■ WHAT THE TASK ASKS
Every line below that carries the word "your" needs to be copied.

■ RECORDED INFORMATION

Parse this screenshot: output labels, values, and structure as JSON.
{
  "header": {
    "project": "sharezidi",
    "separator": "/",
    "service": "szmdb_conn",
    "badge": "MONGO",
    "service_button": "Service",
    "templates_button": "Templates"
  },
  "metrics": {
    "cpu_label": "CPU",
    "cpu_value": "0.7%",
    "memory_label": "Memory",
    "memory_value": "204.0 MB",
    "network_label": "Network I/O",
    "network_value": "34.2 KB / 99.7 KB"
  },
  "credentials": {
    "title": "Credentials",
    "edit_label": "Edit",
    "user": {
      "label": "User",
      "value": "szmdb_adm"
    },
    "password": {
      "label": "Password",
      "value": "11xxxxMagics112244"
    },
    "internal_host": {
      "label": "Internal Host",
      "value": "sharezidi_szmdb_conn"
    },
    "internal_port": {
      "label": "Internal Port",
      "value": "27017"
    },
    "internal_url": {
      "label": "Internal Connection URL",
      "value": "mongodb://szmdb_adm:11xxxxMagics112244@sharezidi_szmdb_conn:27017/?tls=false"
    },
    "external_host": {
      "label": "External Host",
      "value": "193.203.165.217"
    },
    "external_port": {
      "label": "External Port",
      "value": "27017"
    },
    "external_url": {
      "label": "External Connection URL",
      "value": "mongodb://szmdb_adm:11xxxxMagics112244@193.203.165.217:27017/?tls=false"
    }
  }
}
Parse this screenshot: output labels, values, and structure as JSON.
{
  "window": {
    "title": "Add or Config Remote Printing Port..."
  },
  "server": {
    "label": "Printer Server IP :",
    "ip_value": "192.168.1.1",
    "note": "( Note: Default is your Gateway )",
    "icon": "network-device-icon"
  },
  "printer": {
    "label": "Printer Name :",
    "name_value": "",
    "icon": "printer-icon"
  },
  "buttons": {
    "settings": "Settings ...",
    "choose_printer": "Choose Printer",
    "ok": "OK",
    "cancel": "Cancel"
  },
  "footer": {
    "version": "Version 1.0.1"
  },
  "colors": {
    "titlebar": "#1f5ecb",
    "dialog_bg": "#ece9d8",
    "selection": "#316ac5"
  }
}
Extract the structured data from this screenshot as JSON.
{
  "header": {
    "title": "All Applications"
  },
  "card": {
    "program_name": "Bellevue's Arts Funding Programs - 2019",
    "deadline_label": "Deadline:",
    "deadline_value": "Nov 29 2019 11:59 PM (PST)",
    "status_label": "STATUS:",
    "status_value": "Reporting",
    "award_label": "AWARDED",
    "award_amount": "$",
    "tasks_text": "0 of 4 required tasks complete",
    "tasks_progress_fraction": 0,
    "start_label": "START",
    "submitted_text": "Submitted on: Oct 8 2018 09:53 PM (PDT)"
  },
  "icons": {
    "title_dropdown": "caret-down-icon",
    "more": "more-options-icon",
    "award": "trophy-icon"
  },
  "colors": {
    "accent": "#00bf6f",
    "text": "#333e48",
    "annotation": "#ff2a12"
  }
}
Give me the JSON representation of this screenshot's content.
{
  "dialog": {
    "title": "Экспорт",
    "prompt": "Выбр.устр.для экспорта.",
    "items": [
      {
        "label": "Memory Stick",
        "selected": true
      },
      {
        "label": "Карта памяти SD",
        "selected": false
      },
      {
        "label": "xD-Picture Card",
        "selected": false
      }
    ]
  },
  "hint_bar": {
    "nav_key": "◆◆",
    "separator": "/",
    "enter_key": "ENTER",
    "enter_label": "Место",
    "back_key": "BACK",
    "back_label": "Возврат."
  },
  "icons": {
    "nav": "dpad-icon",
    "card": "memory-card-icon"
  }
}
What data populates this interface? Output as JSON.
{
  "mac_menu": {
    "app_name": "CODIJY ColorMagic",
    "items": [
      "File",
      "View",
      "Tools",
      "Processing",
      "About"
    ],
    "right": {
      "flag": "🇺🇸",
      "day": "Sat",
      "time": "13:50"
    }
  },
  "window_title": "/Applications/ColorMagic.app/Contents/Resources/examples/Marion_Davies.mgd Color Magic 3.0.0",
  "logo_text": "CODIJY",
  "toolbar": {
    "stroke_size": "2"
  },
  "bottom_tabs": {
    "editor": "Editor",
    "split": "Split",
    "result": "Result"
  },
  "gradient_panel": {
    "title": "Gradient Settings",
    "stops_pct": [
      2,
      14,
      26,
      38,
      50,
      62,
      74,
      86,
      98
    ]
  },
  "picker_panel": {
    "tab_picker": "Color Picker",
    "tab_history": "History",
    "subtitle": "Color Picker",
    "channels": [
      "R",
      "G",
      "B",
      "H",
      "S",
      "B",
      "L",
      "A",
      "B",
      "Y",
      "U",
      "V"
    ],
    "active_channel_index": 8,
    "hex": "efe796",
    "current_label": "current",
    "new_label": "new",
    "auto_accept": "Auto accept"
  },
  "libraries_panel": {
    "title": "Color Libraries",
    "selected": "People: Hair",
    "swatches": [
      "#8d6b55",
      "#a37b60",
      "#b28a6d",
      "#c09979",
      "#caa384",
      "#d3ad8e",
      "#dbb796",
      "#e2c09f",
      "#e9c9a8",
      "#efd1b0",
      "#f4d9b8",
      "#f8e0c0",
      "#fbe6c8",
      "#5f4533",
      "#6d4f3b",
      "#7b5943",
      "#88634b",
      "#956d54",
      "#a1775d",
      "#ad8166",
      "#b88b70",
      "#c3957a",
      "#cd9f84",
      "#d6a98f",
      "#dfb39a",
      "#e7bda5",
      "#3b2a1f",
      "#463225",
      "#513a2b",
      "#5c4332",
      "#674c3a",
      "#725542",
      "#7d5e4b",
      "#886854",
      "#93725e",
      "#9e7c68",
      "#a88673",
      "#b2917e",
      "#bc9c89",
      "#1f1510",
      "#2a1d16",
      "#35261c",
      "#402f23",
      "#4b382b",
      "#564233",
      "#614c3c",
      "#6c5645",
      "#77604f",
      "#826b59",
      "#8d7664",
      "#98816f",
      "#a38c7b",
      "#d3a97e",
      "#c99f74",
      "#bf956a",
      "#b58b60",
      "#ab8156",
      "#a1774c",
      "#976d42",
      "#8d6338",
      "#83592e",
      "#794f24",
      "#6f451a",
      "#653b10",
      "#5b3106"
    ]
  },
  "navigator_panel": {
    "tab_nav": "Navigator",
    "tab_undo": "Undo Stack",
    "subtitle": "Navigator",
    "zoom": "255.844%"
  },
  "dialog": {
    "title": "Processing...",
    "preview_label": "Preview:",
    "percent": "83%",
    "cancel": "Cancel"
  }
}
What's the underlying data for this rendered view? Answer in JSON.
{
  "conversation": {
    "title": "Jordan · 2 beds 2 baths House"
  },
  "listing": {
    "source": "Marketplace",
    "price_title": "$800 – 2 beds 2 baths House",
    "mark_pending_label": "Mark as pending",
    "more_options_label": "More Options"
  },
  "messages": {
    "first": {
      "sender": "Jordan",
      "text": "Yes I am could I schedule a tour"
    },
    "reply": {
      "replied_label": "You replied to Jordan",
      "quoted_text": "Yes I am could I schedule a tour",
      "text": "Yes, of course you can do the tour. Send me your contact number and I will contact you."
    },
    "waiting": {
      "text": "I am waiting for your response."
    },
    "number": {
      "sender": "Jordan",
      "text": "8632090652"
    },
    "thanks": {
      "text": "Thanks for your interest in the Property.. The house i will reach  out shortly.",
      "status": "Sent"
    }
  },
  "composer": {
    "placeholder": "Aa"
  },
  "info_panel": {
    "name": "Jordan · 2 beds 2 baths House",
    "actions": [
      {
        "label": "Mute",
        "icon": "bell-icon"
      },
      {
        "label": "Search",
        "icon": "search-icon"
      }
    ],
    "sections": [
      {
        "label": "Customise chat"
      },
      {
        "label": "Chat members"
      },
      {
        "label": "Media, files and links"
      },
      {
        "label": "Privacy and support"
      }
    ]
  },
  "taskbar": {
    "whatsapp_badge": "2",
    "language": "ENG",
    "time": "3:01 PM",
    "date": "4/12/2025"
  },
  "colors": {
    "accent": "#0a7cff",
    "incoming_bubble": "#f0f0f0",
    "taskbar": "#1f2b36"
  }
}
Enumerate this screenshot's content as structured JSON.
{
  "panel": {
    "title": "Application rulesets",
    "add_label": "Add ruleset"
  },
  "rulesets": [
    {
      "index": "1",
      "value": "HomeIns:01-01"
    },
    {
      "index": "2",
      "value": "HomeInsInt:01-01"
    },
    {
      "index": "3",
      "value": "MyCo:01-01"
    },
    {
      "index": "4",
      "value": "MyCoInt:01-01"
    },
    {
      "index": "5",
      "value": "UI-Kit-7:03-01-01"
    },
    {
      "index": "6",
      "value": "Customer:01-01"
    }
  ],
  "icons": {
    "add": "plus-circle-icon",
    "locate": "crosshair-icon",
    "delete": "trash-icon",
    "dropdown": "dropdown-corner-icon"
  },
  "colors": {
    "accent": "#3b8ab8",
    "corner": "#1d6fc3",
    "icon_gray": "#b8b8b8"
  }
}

■ RESULT OF THE EXERCISE
    "note": "( Note: Default is your Gateway )",
      "text": "Yes, of course you can do the tour. Send me your contact number and I will contact you."
      "text": "I am waiting for your response."
      "text": "Thanks for your interest in the Property.. The house i will reach  out shortly.",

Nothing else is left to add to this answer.